Print all entries below exactly as they appear.

**Material to process:**
•••

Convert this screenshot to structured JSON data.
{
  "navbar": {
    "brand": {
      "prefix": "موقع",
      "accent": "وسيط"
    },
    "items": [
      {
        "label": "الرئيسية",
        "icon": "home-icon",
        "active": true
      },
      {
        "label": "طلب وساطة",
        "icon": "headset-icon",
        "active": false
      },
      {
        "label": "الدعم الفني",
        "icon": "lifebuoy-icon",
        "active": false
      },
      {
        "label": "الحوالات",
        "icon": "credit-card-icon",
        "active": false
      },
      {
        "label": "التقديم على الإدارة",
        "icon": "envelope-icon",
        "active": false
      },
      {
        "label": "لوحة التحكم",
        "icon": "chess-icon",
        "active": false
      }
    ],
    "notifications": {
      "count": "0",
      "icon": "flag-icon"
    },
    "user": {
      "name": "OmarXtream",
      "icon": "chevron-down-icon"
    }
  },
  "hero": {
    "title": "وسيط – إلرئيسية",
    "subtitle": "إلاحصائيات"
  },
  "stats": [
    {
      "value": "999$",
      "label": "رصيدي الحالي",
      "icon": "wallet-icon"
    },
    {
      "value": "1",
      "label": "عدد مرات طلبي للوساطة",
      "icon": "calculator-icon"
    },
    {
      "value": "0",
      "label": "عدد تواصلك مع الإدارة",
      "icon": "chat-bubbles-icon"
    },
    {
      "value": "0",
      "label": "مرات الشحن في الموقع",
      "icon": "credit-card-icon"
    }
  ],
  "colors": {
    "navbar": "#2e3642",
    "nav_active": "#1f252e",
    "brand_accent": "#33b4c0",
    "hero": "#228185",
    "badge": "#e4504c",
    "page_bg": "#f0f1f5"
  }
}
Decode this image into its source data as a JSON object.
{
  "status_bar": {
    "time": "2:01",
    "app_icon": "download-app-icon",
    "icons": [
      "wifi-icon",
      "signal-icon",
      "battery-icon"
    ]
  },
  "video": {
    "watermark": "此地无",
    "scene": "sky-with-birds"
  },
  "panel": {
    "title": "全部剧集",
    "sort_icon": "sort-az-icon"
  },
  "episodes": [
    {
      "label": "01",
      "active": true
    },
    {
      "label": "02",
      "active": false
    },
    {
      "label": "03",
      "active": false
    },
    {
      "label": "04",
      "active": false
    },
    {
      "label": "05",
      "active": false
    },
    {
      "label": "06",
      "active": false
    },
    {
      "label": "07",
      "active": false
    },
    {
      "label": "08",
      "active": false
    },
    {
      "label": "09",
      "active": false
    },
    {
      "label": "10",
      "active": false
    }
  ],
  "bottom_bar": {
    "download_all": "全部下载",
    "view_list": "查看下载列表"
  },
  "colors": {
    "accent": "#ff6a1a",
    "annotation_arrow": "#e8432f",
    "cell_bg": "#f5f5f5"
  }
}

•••

**Output below:**
Convert this screenshot to structured JSON data.
{
  "navbar": {
    "brand": {
      "prefix": "موقع",
      "accent": "وسيط"
    },
    "items": [
      {
        "label": "الرئيسية",
        "icon": "home-icon",
        "active": true
      },
      {
        "label": "طلب وساطة",
        "icon": "headset-icon",
        "active": false
      },
      {
        "label": "الدعم الفني",
        "icon": "lifebuoy-icon",
        "active": false
      },
      {
        "label": "الحوالات",
        "icon": "credit-card-icon",
        "active": false
      },
      {
        "label": "التقديم على الإدارة",
        "icon": "envelope-icon",
        "active": false
      },
      {
        "label": "لوحة التحكم",
        "icon": "chess-icon",
        "active": false
      }
    ],
    "notifications": {
      "count": "0",
      "icon": "flag-icon"
    },
    "user": {
      "name": "OmarXtream",
      "icon": "chevron-down-icon"
    }
  },
  "hero": {
    "title": "وسيط – إلرئيسية",
    "subtitle": "إلاحصائيات"
  },
  "stats": [
    {
      "value": "999$",
      "label": "رصيدي الحالي",
      "icon": "wallet-icon"
    },
    {
      "value": "1",
      "label": "عدد مرات طلبي للوساطة",
      "icon": "calculator-icon"
    },
    {
      "value": "0",
      "label": "عدد تواصلك مع الإدارة",
      "icon": "chat-bubbles-icon"
    },
    {
      "value": "0",
      "label": "مرات الشحن في الموقع",
      "icon": "credit-card-icon"
    }
  ],
  "colors": {
    "navbar": "#2e3642",
    "nav_active": "#1f252e",
    "brand_accent": "#33b4c0",
    "hero": "#228185",
    "badge": "#e4504c",
    "page_bg": "#f0f1f5"
  }
}
Decode this image into its source data as a JSON object.
{
  "status_bar": {
    "time": "2:01",
    "app_icon": "download-app-icon",
    "icons": [
      "wifi-icon",
      "signal-icon",
      "battery-icon"
    ]
  },
  "video": {
    "watermark": "此地无",
    "scene": "sky-with-birds"
  },
  "panel": {
    "title": "全部剧集",
    "sort_icon": "sort-az-icon"
  },
  "episodes": [
    {
      "label": "01",
      "active": true
    },
    {
      "label": "02",
      "active": false
    },
    {
      "label": "03",
      "active": false
    },
    {
      "label": "04",
      "active": false
    },
    {
      "label": "05",
      "active": false
    },
    {
      "label": "06",
      "active": false
    },
    {
      "label": "07",
      "active": false
    },
    {
      "label": "08",
      "active": false
    },
    {
      "label": "09",
      "active": false
    },
    {
      "label": "10",
      "active": false
    }
  ],
  "bottom_bar": {
    "download_all": "全部下载",
    "view_list": "查看下载列表"
  },
  "colors": {
    "accent": "#ff6a1a",
    "annotation_arrow": "#e8432f",
    "cell_bg": "#f5f5f5"
  }
}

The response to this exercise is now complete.